Both countries have monarchies as well as elected leaders. In similar ways to the UK, the kings have little political power but are revered for their moral and symbolic roles.

In Thailand particularly, a law called Lese Majeste imposes strict penalties and long jail sentences for speaking ill against the king.  Anyone can be accused and anyone can accuse, and the Royal Thai Police must investigate.  Beyond discussing the benevolence of the King in Thailand, general etiquette is to  leave the King out of public conversation.  In addition to being a figurehead, the king represents a spirituality as well. Due to Therevada Buddhist mythology, the Thai kings are all known as Rama’s and in addition to their good works here on earth, are also fighting spiritual battles against evil on the spiritual plane. The current king, Maha Vajiralongkorn Bodindradebayavarangkun, or King Maha for short, became king after his father King Bhumibol died in 2016. Bhumibol was known as Rama IX and Maha is Rama X. Bhumibol was the longest serving monarch in Thai history and sat on the throne for 66 years.  King Bhumibol was revered for his kindness and spearheaded many humanitarian projects in Thailand. He also studied agricultural science in college and emphasized updated agricultural techniques in rice production. He was also an avid photographer and traveled around Thailand taking photos.
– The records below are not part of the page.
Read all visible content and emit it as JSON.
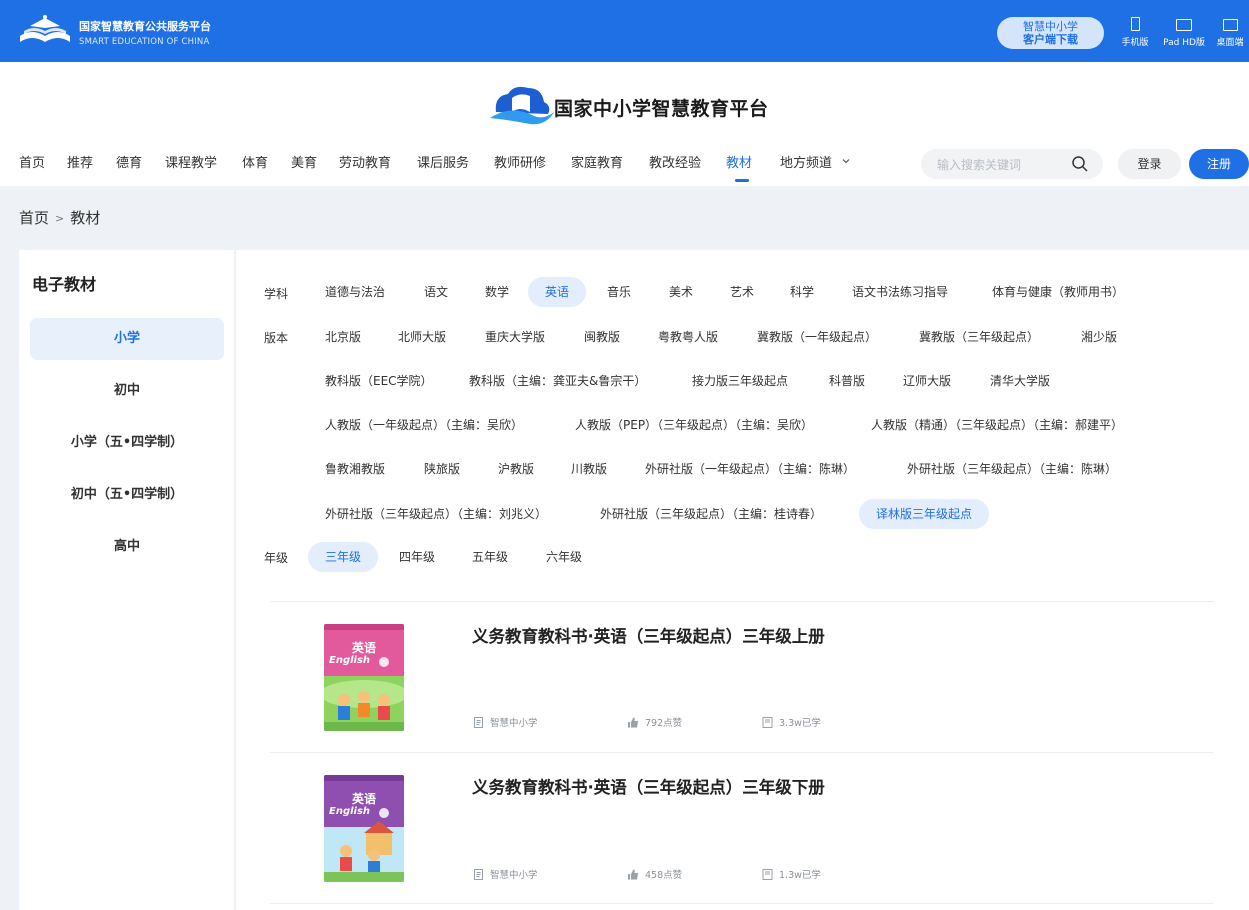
{
  "topbar": {
    "brand_cn": "国家智慧教育公共服务平台",
    "brand_en": "SMART EDUCATION OF CHINA",
    "download_line1": "智慧中小学",
    "download_line2": "客户端下载",
    "devices": [
      "手机版",
      "Pad HD版",
      "桌面端"
    ]
  },
  "header": {
    "brand_name": "国家中小学智慧教育平台"
  },
  "nav": {
    "items": [
      "首页",
      "推荐",
      "德育",
      "课程教学",
      "体育",
      "美育",
      "劳动教育",
      "课后服务",
      "教师研修",
      "家庭教育",
      "教改经验",
      "教材",
      "地方频道"
    ],
    "active": "教材",
    "dropdown_icon": "chevron-down-icon",
    "search_placeholder": "输入搜索关键词",
    "login": "登录",
    "register": "注册"
  },
  "breadcrumb": {
    "home": "首页",
    "sep": ">",
    "current": "教材"
  },
  "sidebar": {
    "title": "电子教材",
    "items": [
      "小学",
      "初中",
      "小学（五•四学制）",
      "初中（五•四学制）",
      "高中"
    ],
    "active": "小学"
  },
  "filters": {
    "subject_label": "学科",
    "subjects": [
      "道德与法治",
      "语文",
      "数学",
      "英语",
      "音乐",
      "美术",
      "艺术",
      "科学",
      "语文书法练习指导",
      "体育与健康（教师用书）"
    ],
    "subject_selected": "英语",
    "edition_label": "版本",
    "editions": [
      "北京版",
      "北师大版",
      "重庆大学版",
      "闽教版",
      "粤教粤人版",
      "冀教版（一年级起点）",
      "冀教版（三年级起点）",
      "湘少版",
      "教科版（EEC学院）",
      "教科版（主编：龚亚夫&鲁宗干）",
      "接力版三年级起点",
      "科普版",
      "辽师大版",
      "清华大学版",
      "人教版（一年级起点）（主编：吴欣）",
      "人教版（PEP）（三年级起点）（主编：吴欣）",
      "人教版（精通）（三年级起点）（主编：郝建平）",
      "鲁教湘教版",
      "陕旅版",
      "沪教版",
      "川教版",
      "外研社版（一年级起点）（主编：陈琳）",
      "外研社版（三年级起点）（主编：陈琳）",
      "外研社版（三年级起点）（主编：刘兆义）",
      "外研社版（三年级起点）（主编：桂诗春）",
      "译林版三年级起点"
    ],
    "edition_selected": "译林版三年级起点",
    "grade_label": "年级",
    "grades": [
      "三年级",
      "四年级",
      "五年级",
      "六年级"
    ],
    "grade_selected": "三年级"
  },
  "books": [
    {
      "title": "义务教育教科书·英语（三年级起点）三年级上册",
      "publisher": "智慧中小学",
      "likes": "792点赞",
      "learners": "3.3w已学",
      "cover_title": "英语",
      "cover_en": "English",
      "cover_color": "#e35a9c"
    },
    {
      "title": "义务教育教科书·英语（三年级起点）三年级下册",
      "publisher": "智慧中小学",
      "likes": "458点赞",
      "learners": "1.3w已学",
      "cover_title": "英语",
      "cover_en": "English",
      "cover_color": "#8e4fb0"
    }
  ],
  "colors": {
    "primary": "#1f6fe5",
    "page_bg": "#eef1f6",
    "chip_bg": "#e3edfc"
  }
}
The political leader of Thailand is the Prime Minister. Although there are numerous political parties in Thailand, there are two political party umbrellas known informally as the red shirts and the yellow shirts.  The red shirts are known as a more rural, working class constituency, making up the North and Northeast sections of Thailand where the majority of agricultural production takes place.  Previous Prime Minister Thaksin Shinawatra, whose Thai Rak Thai party (meaning Thai love Thai) is still their most revered leader even though he fled Thailand and currently lives in exile in Dubai.  He owned the largest telecommunication company called Shin Corp and left the country after his term to avoid corruption charges.  He is beloved by the red shirts because he spearheaded many rural development projects, building roads throughout rural Thailand, expanding access to electricity, and generally improving infrastructure in the North and Northeast.  His brutal war on drugs was highly effective at ending opium production in the North, but did so through many extra-judicial killings, giving many law enforcement agencies license to kill drug dealers.

Since Thaksin, the yellow shirts of the Democratic Party came to power. This constituency represents the urban dwellers of Bangkok and other major cities. The yellow shirts are pro-foreign investment and represent the cosmopolitan side of Thai life. Abhisit Vejjajiva was a key Prime Minister of the yellow shirts, and the leader during serious conflict and riot in Thailand between red shirt and yellow shirt protesters. After Abhisit, Thaksin’s sister Yingluck Shinawatra became prime minister and conflict continued through her term.  So much so that she fled the country to avoid corruption charges. During her term, a bloodless military coup took place led by Prayut Chan-ocha. The rationale for the coup was that the military was not partisan and they would be able to bring peace between the competing interests.  The military junta government took over in 2014 and has ruled since.

Cambodia has taken a slightly different political path.  Their king Norodom Sihamoni has only been king since 2004 and monarchs are elected from the families of two bloodlines, Noradom and Sisowath.  Their prime minister, Hun Sen, has been prime minister since 1985.  He was a general under Pol Pot’s Khmer Rouge regime. Then he fled to Vietnam to join their forces which ousted the Khmer Rouge and installed a new government.  Hun Sen has been in charge ever since, as has his Cambodian People’s Party (CPP).

In the early 2010s, the CPP began to feel pressure from a new party called the Cambodian National Rescue Party (CNRP) which had begun to gain seats in the legislature and in local governments, and were appealing to growing numbers of youth.  Their leader Sam Rainsy is charismatic and also adept at using social media.  However, Hun Sen dissolved the party accusing them of being a terrorist organization and Rainsy left Cambodia and went into exile.

Like Thailand, discussing politics with foreigners in public is generally frowned upon in Cambodia. Large numbers of young people want to talk about their disillusion with the political system, but risk being reported to the police by anyone that overhears. The same goes for online.  Several activists have faced severe charges for writing anti-CPP sentiments on Facebook and other platforms.  I hope to introduce you to many youth in Cambodia, all of which have access to social media.  However, keep in mind that they face a bigger risk discussing these things in public than you do.